● Prompt: Pick out all lines with the word "true" from the records that follow.

● Records supplied:
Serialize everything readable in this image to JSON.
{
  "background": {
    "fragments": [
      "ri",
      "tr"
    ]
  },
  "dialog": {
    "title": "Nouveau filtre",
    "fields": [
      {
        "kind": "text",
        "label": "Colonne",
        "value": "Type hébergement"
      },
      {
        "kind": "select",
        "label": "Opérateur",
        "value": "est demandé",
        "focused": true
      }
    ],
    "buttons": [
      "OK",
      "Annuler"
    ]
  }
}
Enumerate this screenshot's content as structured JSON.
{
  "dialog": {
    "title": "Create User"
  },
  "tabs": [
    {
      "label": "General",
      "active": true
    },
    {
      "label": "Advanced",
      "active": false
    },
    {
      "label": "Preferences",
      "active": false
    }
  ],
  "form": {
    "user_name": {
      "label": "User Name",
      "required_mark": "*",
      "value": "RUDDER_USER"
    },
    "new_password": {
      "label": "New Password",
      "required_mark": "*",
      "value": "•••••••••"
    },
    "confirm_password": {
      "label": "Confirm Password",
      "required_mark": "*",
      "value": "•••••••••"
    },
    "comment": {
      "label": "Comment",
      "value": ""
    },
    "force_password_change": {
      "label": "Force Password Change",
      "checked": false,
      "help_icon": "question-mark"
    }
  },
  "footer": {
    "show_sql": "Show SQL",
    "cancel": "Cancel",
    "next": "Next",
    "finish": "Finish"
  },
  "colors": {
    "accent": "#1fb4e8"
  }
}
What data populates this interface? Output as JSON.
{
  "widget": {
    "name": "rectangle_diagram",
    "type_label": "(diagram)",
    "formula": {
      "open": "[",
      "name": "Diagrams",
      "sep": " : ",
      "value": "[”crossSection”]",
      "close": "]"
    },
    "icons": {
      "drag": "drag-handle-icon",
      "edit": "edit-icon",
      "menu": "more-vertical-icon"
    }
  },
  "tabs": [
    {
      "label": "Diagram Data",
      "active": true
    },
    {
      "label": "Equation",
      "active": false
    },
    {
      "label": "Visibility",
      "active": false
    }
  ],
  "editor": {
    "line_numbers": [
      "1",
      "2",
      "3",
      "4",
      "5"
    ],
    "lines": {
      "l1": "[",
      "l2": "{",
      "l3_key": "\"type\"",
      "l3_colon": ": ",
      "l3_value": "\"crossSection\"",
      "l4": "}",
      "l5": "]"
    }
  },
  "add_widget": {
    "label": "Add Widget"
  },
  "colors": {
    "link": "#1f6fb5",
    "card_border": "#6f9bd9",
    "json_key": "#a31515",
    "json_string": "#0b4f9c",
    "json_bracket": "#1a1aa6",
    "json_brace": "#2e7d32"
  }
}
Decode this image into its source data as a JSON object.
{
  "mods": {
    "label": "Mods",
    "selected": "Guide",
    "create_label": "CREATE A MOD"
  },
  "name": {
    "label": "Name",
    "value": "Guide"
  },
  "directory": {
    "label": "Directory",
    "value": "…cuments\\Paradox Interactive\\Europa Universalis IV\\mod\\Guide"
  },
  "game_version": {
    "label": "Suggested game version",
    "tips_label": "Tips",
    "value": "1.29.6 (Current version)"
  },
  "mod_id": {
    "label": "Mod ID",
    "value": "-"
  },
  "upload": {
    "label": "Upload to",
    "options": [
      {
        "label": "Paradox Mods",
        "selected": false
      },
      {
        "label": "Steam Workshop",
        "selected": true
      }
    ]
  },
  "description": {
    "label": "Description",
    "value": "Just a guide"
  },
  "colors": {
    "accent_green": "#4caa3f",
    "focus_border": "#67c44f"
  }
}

● Task answer:
        "focused": true
      "active": true
      "active": true
        "selected": true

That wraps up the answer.